Therapeutic vaccines are part of the cure agenda, and there are several in clinical development by small biotechnology companies. Profectus BioSciences is developing TheraVax, a pDNA therapeutic HIV vaccine, delivered with GeneVax IL-12 adjuvant in 5 Phase I clinical trials. Theravectys, a French biotechnology company, is developing THV01, a lentiviral-based therapeutic vaccine currently in Phase IIa clinical trials. Biosantech, another French biotechnology company, is developing Tat Oyi, a Tat-based therapeutic vaccine currently in Phase IIb clinical trials. The outcomes of these trials are pending.

“What’s New in Antiretroviral Therapy” featured a presentation on new antiretroviral drugs in the pipeline by Joe Eron and a presentation on whether the time has come for nuc-sparing regimens by Mark Boyd.
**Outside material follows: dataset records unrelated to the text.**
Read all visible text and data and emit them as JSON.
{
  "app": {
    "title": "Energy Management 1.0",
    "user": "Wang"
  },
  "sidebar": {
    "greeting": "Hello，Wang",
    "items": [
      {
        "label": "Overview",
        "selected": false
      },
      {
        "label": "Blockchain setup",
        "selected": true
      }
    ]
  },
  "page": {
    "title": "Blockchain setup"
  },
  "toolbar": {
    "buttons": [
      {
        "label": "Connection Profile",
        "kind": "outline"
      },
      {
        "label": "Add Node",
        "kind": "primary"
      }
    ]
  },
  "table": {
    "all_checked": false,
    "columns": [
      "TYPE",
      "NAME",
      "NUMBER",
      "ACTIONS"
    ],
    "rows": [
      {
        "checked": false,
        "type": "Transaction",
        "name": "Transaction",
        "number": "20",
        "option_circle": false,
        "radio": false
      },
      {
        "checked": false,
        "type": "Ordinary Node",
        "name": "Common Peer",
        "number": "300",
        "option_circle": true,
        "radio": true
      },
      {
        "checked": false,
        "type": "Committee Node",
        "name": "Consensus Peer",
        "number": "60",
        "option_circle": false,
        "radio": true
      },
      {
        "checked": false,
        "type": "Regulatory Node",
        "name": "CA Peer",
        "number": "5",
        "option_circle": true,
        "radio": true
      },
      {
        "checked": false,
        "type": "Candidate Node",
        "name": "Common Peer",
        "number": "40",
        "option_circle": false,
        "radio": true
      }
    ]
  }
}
Cabotegravir is a long-acting integrase inhibitor in Phase IIa development by GlaxoSmithKline. The drug has demonstrated good antiviral activity and has appeared safe and well-tolerated in clinical trials to date, both as a daily pill and as a long-acting injection that may be administered monthly or even quarterly. Monthly cabotegravir injections for PrEP have already been studied with promising results in monkeys.

BMS-986001 is an NRTI in Phase IIb development by Oncolys BioPharma. As current NRTIs are associated with toxicities, there is a need for new NRTIs that have improved long-term safety and tolerability, potent antiviral activity, and limited cross-resistance to existing NRTIs. BMS-986001 was specifically designed to better target viral transcription with minimal toxicities and adverse events. In combination with efavirenz and lamivudine, the drug was found to have comparable efficacy to tenofovir in treatment-naive patients. While the popularity of nuke-sparing regimens is increasing with the development of extremely effective integrase inhibitors, there is still a need for new and improved NRTIs, which remain the backbone of ART regimens. (See this month’s Destination: Cure for more about this candidate.)

Doravirine is a new NNRTI in development by Merck that showed potent antiretroviral activity and good tolerability in combination with Truvada in a dose-finding study. NNRTIs are generally well-tolerated and well-suited for first-line HIV treatment, but, as a class, they are susceptible to resistance. Pre-clinical studies showed that doravirine has a distinct resistance profile and remains active against HIV with common NNRTI-resistance mutations, including K103N and Y181C. Doravadine is metabolized by the CYP34A enzyme, but is neither an inducer nor an inhibitor and is not expected to have major drug interaction concerns.

HIV integrase inhibitors and CCR5 inhibitors are the two newest classes of antiretrovirals. Resistance pathways for these two classes are complex and vary by different drugs within the same class. Cross-resistance within each class also limits future treatment options, although drugs with higher genetic barrier to resistance are now available. When to order genotypic and phenotypic tests and how to interpret them for these drugs are critical for patient management.

In his presentation, “Nuc-Sparing Regimens: Time Has Finally Come?,” Mark Boyd presented a review of evidence in support of nucleoside-sparing regimens. While two studies have shown that nuc-sparing regimens are as effective as those containing nucleosides, there is significantly more evidence that regimens containing NRTIs are much more durable and effective than those without.

“Current Clinical Issues in HIV Disease Management: an IAS USA Interactive, Case-Based Session” was designed to address challenges relevant to the management of patients with HIV infection. Presenters provided challenging cases to a panel of experts including issues and discussions on antiretroviral treatment in chronic HIV infection, pharmalogical issues, and bombshells in HIV treatment.

Although there were few major headline stories regarding the science presented at ICAAC, the research this year out of ICAAC 2014, AIDS 2014 and CROI 2014 have brought us many advances in our knowledge of HIV pathogenesis, drug development, ARV use and HIV remission/eradication research. Each study performed and presented at these important conferences helps to propel us just a little bit closer to the end of HIV.

Mariel Selbovitz, MPH, serves as the Chair of the Cornell ACTG Community Advisory Board and has authored over thirty abstracts and articles.